The Florida act has no comparable provision which expressly makes the insurer primarily and directly liable to an injured employee, and neither does it make express provision which permits the liability of the insurer to be substituted for the liability of the employer."

It must follow that if the Florida act had a provision similar to Section 28-36-5, the court would have decided that the workmen's compensation insurer does share the immunity of the employer from a third party action.

The New Hampshire provision, passed in June 1961, reversed the decision of the New Hampshire Supreme Court in Smith v. American Employers' Ins. Co., supra, in which it was held that an employer's insurer could be sued as a third-party tortfeasor under the New Hampshire Workmen's Compensation Act, which, incidentally, nowhere mentioned "insurance," only requiring that employers not financially able to bear damages themselves must post sufficient bond Kotarski v. Aetna Casualty and Surety Co., (D.C.Mich.1965) 244 F. Supp. 547, 559, aff'd 372 F.2d 95 (6 Cir. 1967).

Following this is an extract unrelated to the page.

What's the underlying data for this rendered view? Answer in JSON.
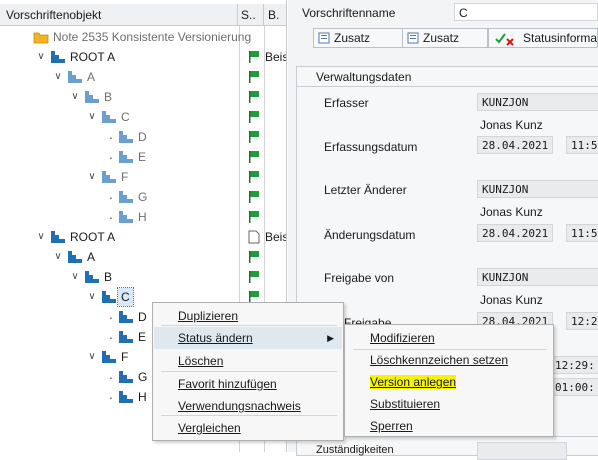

In Fabricius v. Montgomery Elevator Co., supra, there is no statutory third-party liability provision.

As has been shown, there are dissimilarities between the respective state Workmen's Compensation Acts, but irrespective of this, it is the court's opinion that the legislature never envisioned that the insurance carrier would be a third-party and it appears to this court that the whole purpose and scheme of the Rhode Island Act would be perverted if this court interpreted the act in any other manner than to conclude that the employer and insurance carrier have been equalized and although, the philosophy of some recent decisions might allow it, I think the better view is to make the compensation insurer immune from tort liability as the employer is and thus not amenable to suit as a third party.

This issue being determinative of the case before it, the court need not consider the question of the alleged defendant's negligence.

The defendant's motion is hereby granted.